## What you will do
Reproduce the entries exactly and omit the pictures.

## Task inputs
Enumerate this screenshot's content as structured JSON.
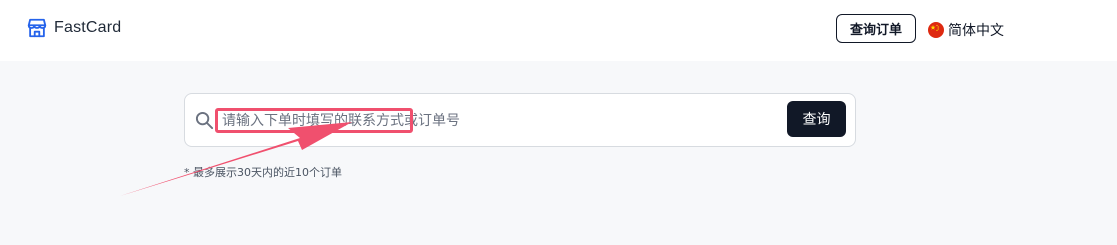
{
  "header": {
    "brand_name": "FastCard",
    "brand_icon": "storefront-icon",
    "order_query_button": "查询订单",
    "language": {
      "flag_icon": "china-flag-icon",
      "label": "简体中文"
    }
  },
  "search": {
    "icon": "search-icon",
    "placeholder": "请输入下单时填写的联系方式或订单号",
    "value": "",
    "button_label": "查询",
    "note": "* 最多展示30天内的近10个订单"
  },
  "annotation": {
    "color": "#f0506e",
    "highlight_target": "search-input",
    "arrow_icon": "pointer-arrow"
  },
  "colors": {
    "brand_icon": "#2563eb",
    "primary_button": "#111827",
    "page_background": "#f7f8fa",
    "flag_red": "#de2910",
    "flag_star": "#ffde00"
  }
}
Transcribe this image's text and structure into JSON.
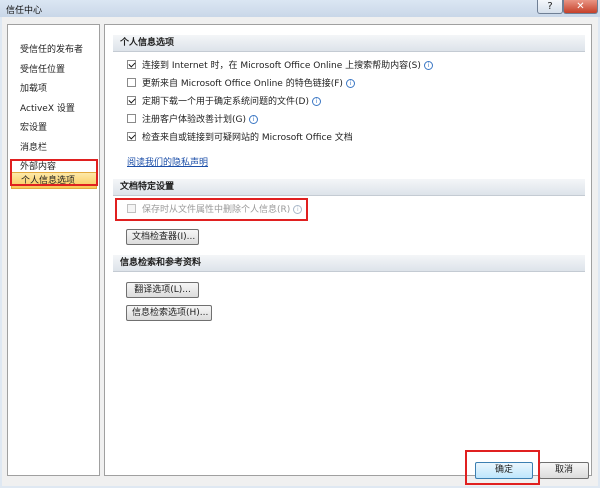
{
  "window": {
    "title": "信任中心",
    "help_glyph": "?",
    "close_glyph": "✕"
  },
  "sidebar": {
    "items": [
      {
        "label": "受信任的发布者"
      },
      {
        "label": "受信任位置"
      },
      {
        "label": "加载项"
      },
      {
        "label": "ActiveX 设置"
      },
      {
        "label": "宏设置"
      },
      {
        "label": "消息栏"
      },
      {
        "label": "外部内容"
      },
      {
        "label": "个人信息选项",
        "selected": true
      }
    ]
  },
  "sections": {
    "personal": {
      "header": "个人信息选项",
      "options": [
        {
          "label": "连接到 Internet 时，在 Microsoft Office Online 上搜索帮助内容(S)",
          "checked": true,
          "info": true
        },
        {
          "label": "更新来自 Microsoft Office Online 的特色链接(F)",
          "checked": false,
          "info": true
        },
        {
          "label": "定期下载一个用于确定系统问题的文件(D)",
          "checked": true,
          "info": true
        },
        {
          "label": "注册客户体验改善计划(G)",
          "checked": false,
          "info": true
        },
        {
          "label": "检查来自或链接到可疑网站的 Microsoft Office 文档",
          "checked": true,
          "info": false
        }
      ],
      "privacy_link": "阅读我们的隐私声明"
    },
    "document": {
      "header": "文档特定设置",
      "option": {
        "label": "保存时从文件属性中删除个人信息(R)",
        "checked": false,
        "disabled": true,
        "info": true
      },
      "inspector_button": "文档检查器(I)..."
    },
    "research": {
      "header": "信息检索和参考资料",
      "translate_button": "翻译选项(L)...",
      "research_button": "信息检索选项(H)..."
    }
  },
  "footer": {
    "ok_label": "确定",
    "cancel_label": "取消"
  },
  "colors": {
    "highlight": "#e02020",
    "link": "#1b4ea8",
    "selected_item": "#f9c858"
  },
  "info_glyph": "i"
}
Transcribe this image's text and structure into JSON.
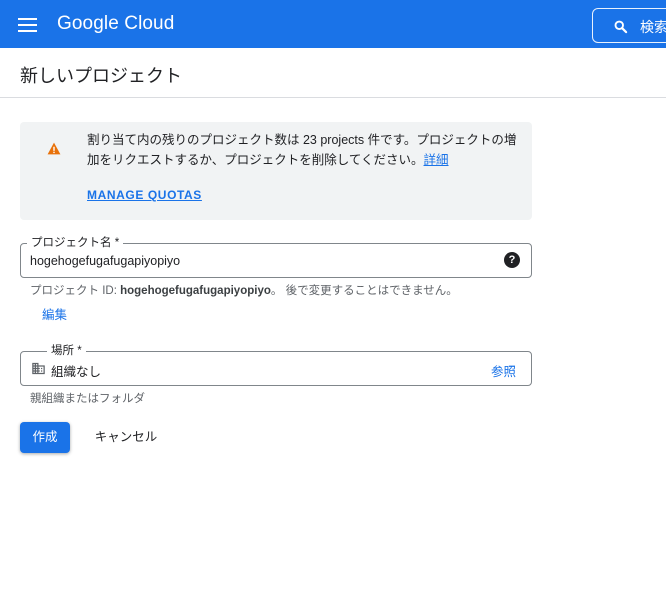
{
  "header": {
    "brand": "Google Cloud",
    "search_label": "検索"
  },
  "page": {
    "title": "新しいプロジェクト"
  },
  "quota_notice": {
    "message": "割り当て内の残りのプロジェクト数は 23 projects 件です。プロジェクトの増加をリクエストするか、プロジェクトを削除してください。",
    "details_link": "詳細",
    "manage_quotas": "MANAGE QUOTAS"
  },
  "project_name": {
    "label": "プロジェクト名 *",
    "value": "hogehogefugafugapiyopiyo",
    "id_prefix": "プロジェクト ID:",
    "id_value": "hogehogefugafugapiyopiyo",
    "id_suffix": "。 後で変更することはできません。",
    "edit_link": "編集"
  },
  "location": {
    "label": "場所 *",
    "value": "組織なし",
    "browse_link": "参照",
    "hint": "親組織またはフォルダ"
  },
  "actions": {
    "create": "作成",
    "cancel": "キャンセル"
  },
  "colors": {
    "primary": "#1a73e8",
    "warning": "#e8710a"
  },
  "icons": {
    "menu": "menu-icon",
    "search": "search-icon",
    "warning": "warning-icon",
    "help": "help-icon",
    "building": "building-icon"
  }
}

## Solution to the exercise
Enumerate this screenshot's content as structured JSON.
{
  "header": {
    "brand_name": "FastCard",
    "brand_icon": "storefront-icon",
    "order_query_button": "查询订单",
    "language": {
      "flag_icon": "china-flag-icon",
      "label": "简体中文"
    }
  },
  "search": {
    "icon": "search-icon",
    "placeholder": "请输入下单时填写的联系方式或订单号",
    "value": "",
    "button_label": "查询",
    "note": "* 最多展示30天内的近10个订单"
  },
  "annotation": {
    "color": "#f0506e",
    "highlight_target": "search-input",
    "arrow_icon": "pointer-arrow"
  },
  "colors": {
    "brand_icon": "#2563eb",
    "primary_button": "#111827",
    "page_background": "#f7f8fa",
    "flag_red": "#de2910",
    "flag_star": "#ffde00"
  }
}
Transcribe this image's text and structure into JSON.
{
  "window": {
    "title": "信任中心",
    "help_glyph": "?",
    "close_glyph": "✕"
  },
  "sidebar": {
    "items": [
      {
        "label": "受信任的发布者"
      },
      {
        "label": "受信任位置"
      },
      {
        "label": "加载项"
      },
      {
        "label": "ActiveX 设置"
      },
      {
        "label": "宏设置"
      },
      {
        "label": "消息栏"
      },
      {
        "label": "外部内容"
      },
      {
        "label": "个人信息选项",
        "selected": true
      }
    ]
  },
  "sections": {
    "personal": {
      "header": "个人信息选项",
      "options": [
        {
          "label": "连接到 Internet 时，在 Microsoft Office Online 上搜索帮助内容(S)",
          "checked": true,
          "info": true
        },
        {
          "label": "更新来自 Microsoft Office Online 的特色链接(F)",
          "checked": false,
          "info": true
        },
        {
          "label": "定期下载一个用于确定系统问题的文件(D)",
          "checked": true,
          "info": true
        },
        {
          "label": "注册客户体验改善计划(G)",
          "checked": false,
          "info": true
        },
        {
          "label": "检查来自或链接到可疑网站的 Microsoft Office 文档",
          "checked": true,
          "info": false
        }
      ],
      "privacy_link": "阅读我们的隐私声明"
    },
    "document": {
      "header": "文档特定设置",
      "option": {
        "label": "保存时从文件属性中删除个人信息(R)",
        "checked": false,
        "disabled": true,
        "info": true
      },
      "inspector_button": "文档检查器(I)..."
    },
    "research": {
      "header": "信息检索和参考资料",
      "translate_button": "翻译选项(L)...",
      "research_button": "信息检索选项(H)..."
    }
  },
  "footer": {
    "ok_label": "确定",
    "cancel_label": "取消"
  },
  "colors": {
    "highlight": "#e02020",
    "link": "#1b4ea8",
    "selected_item": "#f9c858"
  },
  "info_glyph": "i"
}
Transcribe this image's text and structure into JSON.
{
  "header": {
    "brand": "Google Cloud",
    "search_label": "検索"
  },
  "page": {
    "title": "新しいプロジェクト"
  },
  "quota_notice": {
    "message": "割り当て内の残りのプロジェクト数は 23 projects 件です。プロジェクトの増加をリクエストするか、プロジェクトを削除してください。",
    "details_link": "詳細",
    "manage_quotas": "MANAGE QUOTAS"
  },
  "project_name": {
    "label": "プロジェクト名 *",
    "value": "hogehogefugafugapiyopiyo",
    "id_prefix": "プロジェクト ID:",
    "id_value": "hogehogefugafugapiyopiyo",
    "id_suffix": "。 後で変更することはできません。",
    "edit_link": "編集"
  },
  "location": {
    "label": "場所 *",
    "value": "組織なし",
    "browse_link": "参照",
    "hint": "親組織またはフォルダ"
  },
  "actions": {
    "create": "作成",
    "cancel": "キャンセル"
  },
  "colors": {
    "primary": "#1a73e8",
    "warning": "#e8710a"
  },
  "icons": {
    "menu": "menu-icon",
    "search": "search-icon",
    "warning": "warning-icon",
    "help": "help-icon",
    "building": "building-icon"
  }
}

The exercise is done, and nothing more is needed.